Deacon told Bloomberg resigned her position as assistant director in the state Division of Pensions and Benefits because of the lack of follow through on her concerns. “It is our fiduciary obligation to pursue these claims in a meaningful way,” Deacon wrote in a memo she forwarded to Bloomberg.
NJ Advance Media reported that following the Bloomberg blockbuster story Gov. Murphy denied he had interfered with the Department of Treasury’s attempt to recoup the money from Horizon.
INSULATED FROM REAL SCRUTINY?
“I haven’t stepped in,” Murphy was quoted as saying. “There’s a process that you go through when an agency in the government has an issue with payment from a vendor.
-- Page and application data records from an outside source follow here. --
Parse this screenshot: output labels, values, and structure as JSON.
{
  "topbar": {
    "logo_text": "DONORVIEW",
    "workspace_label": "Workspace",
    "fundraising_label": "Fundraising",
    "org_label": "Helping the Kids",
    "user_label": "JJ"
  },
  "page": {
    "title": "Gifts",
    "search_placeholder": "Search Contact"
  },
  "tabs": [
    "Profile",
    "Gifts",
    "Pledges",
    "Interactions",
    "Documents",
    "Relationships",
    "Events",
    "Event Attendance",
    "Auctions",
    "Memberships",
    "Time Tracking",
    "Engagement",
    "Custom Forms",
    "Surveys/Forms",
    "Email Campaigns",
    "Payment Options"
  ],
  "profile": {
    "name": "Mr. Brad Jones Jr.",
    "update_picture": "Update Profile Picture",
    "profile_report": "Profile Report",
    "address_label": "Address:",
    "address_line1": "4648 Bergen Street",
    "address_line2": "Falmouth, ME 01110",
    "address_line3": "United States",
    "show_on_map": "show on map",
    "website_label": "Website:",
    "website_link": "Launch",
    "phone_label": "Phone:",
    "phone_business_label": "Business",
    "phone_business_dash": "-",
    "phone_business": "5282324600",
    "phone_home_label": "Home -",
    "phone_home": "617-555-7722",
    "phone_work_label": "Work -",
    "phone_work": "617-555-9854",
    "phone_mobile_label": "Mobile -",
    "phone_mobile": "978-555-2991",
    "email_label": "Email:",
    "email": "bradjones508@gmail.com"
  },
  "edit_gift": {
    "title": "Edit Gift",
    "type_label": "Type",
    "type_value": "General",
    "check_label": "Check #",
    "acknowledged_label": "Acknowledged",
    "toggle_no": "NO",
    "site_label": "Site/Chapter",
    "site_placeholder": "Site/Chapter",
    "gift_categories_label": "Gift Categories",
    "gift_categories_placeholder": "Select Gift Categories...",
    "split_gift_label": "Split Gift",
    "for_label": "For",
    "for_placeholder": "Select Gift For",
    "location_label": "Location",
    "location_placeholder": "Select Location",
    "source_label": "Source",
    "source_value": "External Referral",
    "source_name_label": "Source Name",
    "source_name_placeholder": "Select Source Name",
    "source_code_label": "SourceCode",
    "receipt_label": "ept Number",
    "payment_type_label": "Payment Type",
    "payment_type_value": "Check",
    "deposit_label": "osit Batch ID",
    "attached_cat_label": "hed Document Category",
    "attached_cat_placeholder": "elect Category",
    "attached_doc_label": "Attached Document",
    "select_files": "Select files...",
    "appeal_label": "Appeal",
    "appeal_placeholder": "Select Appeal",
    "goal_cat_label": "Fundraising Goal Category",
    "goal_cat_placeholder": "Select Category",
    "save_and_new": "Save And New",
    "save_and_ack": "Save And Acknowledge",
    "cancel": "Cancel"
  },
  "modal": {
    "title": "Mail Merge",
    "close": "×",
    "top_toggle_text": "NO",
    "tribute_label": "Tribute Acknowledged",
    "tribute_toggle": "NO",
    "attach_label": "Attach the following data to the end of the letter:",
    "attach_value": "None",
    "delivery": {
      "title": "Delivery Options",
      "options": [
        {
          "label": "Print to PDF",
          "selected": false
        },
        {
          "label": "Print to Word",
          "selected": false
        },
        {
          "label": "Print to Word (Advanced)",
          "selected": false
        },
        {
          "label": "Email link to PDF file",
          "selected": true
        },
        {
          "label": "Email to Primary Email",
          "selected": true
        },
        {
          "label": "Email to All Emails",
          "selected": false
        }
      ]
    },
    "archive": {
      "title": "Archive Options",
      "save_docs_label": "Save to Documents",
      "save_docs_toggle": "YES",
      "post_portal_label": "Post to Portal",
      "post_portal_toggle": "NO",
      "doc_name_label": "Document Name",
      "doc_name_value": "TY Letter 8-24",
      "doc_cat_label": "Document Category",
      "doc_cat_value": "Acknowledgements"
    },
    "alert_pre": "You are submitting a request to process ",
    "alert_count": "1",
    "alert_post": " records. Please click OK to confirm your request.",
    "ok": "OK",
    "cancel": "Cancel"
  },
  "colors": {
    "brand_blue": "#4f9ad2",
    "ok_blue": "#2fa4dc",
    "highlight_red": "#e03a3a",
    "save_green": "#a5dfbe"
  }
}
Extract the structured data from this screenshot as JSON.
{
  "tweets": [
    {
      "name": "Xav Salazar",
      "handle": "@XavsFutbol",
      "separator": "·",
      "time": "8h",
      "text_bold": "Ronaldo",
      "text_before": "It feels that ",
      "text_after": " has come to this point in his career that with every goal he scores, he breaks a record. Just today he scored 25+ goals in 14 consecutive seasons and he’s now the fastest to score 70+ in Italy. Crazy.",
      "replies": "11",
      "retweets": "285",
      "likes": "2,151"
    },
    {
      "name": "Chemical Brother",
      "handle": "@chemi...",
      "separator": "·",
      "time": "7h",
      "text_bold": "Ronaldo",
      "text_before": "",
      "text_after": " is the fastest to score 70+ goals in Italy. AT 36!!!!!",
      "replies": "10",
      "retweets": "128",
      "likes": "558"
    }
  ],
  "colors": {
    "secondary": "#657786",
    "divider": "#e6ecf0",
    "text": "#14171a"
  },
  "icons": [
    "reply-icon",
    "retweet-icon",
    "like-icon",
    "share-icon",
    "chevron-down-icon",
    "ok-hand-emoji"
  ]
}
And that process is underway, and we’ll let that process play out.”
The news outlet said Deacon’s LinkedIn entry put the state’s failure to follow up on her troubling analysis in a broader context that raises the question of how much slack Trenton is willing to cut the state’s powerful healthcare industrial complex.
“This story is important to the taxpayers of NJ, but the reason it should be read far and wide is because it is but one example of the manner in which political influence plays a role in perpetuating the status quo in healthcare,” Deacon posted in LinkedIn according to NJ Advance Media.
“If your state’s public sector health plan has had the same carrier for decades, perhaps you should question the public procurement processes and influence at play,” she continued. “I was unprepared for (the) absolute backlash I would face when I attempted to enforce the contractual terms agreed upon by Horizon BCBS; similarly I was shocked when I was told to ‘stand down’ when we asked NJ hospitals to confirm whether they were compliant with Federal transparency regulations.”